Every entry below should be printed exactly, without its images.

----

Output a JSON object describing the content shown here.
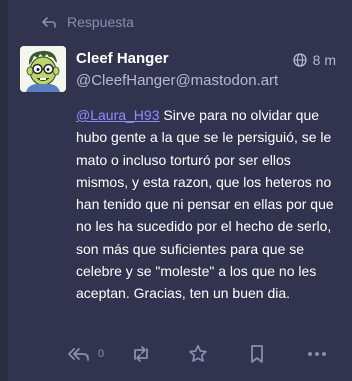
{
  "prepend": {
    "label": "Respuesta",
    "icon": "reply-icon"
  },
  "account": {
    "display_name": "Cleef Hanger",
    "handle": "@CleefHanger@mastodon.art",
    "avatar": "cartoon-avatar"
  },
  "meta": {
    "visibility_icon": "globe-icon",
    "timestamp": "8 m"
  },
  "content": {
    "mention": "@Laura_H93",
    "text": " Sirve para no olvidar que hubo gente a la que se le persiguió, se le mato o incluso torturó por ser ellos mismos, y esta razon, que los heteros no han tenido que ni pensar en ellas por que no les ha sucedido por el hecho de serlo, son más que suficientes para que se celebre y se \"moleste\" a los que no les aceptan. Gracias, ten un buen dia."
  },
  "actions": {
    "reply_count": "0",
    "icons": [
      "reply-all-icon",
      "boost-icon",
      "star-icon",
      "bookmark-icon",
      "more-icon"
    ]
  },
  "colors": {
    "background": "#32344f",
    "muted": "#8a8cb0",
    "link": "#8c8dff"
  }
}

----

▶ _Output below_:
Output a JSON object describing the content shown here.
{
  "prepend": {
    "label": "Respuesta",
    "icon": "reply-icon"
  },
  "account": {
    "display_name": "Cleef Hanger",
    "handle": "@CleefHanger@mastodon.art",
    "avatar": "cartoon-avatar"
  },
  "meta": {
    "visibility_icon": "globe-icon",
    "timestamp": "8 m"
  },
  "content": {
    "mention": "@Laura_H93",
    "text": " Sirve para no olvidar que hubo gente a la que se le persiguió, se le mato o incluso torturó por ser ellos mismos, y esta razon, que los heteros no han tenido que ni pensar en ellas por que no les ha sucedido por el hecho de serlo, son más que suficientes para que se celebre y se \"moleste\" a los que no les aceptan. Gracias, ten un buen dia."
  },
  "actions": {
    "reply_count": "0",
    "icons": [
      "reply-all-icon",
      "boost-icon",
      "star-icon",
      "bookmark-icon",
      "more-icon"
    ]
  },
  "colors": {
    "background": "#32344f",
    "muted": "#8a8cb0",
    "link": "#8c8dff"
  }
}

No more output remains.